Furthermore, Social Security's medical-vocational guidelines (which were found to be constitutional in Heckler v. Campbell) direct a finding of "disabled" for many claimants with exertional impairments who are age 50 or over. Those guidlines did not even exist in 1970.
Lastly, the Social Security Act has been broadened since 1970. So it is hardly surprising that the disability numbers have increased.
ALJs are granting cases that were already denied twice
The professor argues that since ALJs grant cases that have been twice denied by the Social Security bureaucracy, that the ALJ decision is somehow wrong (this overlooks the ten prototype states, where claims initially denied are appealed directly to the ALJ level... but nevermind).
The essay has a glowing description of the DDS agency process. The professor describes a team of people evaluating a claim, consisting of a disability examiner and a medical advisor. And Social Security has a quality assurance program to evaluate the decisions of those teams to ensure the accuracy of their decisions and provide feedback and training when needed.

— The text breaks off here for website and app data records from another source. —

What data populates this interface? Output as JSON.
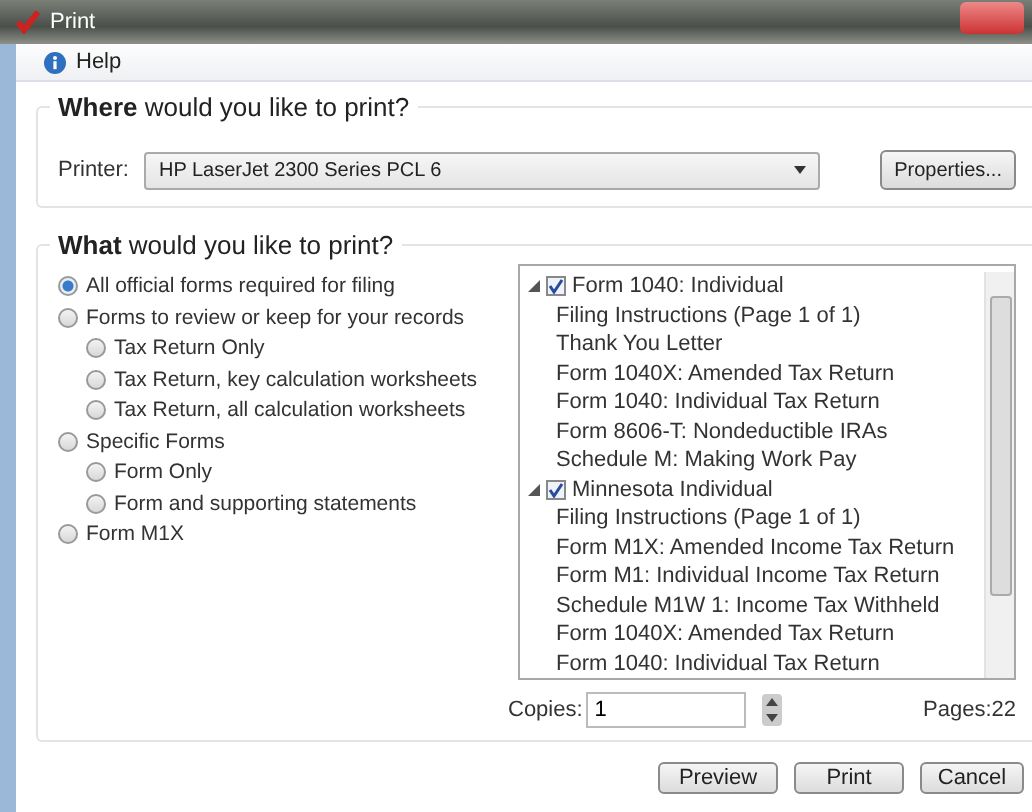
{
  "window": {
    "title": "Print"
  },
  "menu": {
    "help": "Help"
  },
  "where": {
    "heading": "**Where** would you like to print?",
    "printer_label": "Printer:",
    "printer": "HP LaserJet 2300 Series PCL 6",
    "properties": "Properties..."
  },
  "what": {
    "heading": "**What** would you like to print?",
    "options": [
      {
        "label": "All official forms required for filing",
        "selected": true
      },
      {
        "label": "Forms to review or keep for your records",
        "selected": false,
        "children": [
          {
            "label": "Tax Return Only",
            "selected": false
          },
          {
            "label": "Tax Return, key calculation worksheets",
            "selected": false
          },
          {
            "label": "Tax Return, all calculation worksheets",
            "selected": false
          }
        ]
      },
      {
        "label": "Specific Forms",
        "selected": false,
        "children": [
          {
            "label": "Form Only",
            "selected": false
          },
          {
            "label": "Form and supporting statements",
            "selected": false
          }
        ]
      },
      {
        "label": "Form M1X",
        "selected": false
      }
    ],
    "tree": [
      {
        "label": "Form 1040:  Individual",
        "checked": true,
        "expanded": true,
        "children": [
          "Filing Instructions (Page 1 of 1)",
          "Thank You Letter",
          "Form 1040X: Amended Tax Return",
          "Form 1040: Individual Tax Return",
          "Form 8606-T: Nondeductible IRAs",
          "Schedule M: Making Work Pay"
        ]
      },
      {
        "label": "Minnesota Individual",
        "checked": true,
        "expanded": true,
        "children": [
          "Filing Instructions (Page 1 of 1)",
          "Form M1X: Amended Income Tax Return",
          "Form M1: Individual Income Tax Return",
          "Schedule M1W 1: Income Tax Withheld",
          "Form 1040X: Amended Tax Return",
          "Form 1040: Individual Tax Return"
        ]
      }
    ],
    "copies_label": "Copies:",
    "copies": "1",
    "pages": "Pages:22"
  },
  "buttons": [
    "Preview",
    "Print",
    "Cancel"
  ]
}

This section of the professor's working paper really exposes a lack of real world experience with DDS decisionmaking. There is a huge disconnect between the professor's description of how DDS works and the actual work product of the DDS agencies. Anyone actually practicing in this area can tell you that DDS gets it wrong routinely. The real systemic problem with Social Security disability is that DDS denies claims that should be granted, not that ALJs grant claims that should be denied.
The DDS agencies make adverse credibility determinations without ever meeting the claimant. They routinely fail to apply Social Security's own regulations and rulings, most notably the "treating physician" rule embodied in 20 C.F.R. 404.1527(d)(2) and Social Security Ruling 96-2p. The team at DDS certainly does not include anyone with legal training, which might help when applying the Commissioner's regulations. Administrative law judges, after all, are lawyers. And contrary to the professor's assertion, the ALJs do have a medical advisor available at the hearing level when desired.
The rest of it
The professor goes on to assert that the current ALJ system is unconstitutional, which in my view is a tin foil hat legal theory. I guess no one else noticed that the largest adjudicative body in the western world was unconstitutional. And the professor proposes solutions, including his preferred solution: abolishing altogether the ability to appeal an adverse determination to an administrative law judge.
I have other quibbles with the article. The professor repeatedly refers to SSDI as "permanent disability," which it is not. The disability period must last, or be expected to last, for a year or more. It does not need to be "permanent," and referring to it that way is misleading. And his characterization of someone who is disabled as being a person who "can not perform the functions needed to hold any job in the US economy" does not accurately reflect the standard for Social Security disability, which must consider an applicant's age, education and past work experience in addition to his medical condition.
We live in a time where unvetted opinions get repeated over and over and become accepted as true. In my view, the ideas expressed in this paper are wrong and misguided, and they should be vigorously challenged, lest they become part of a new conventional wisdom.
I would be happy to read your comments.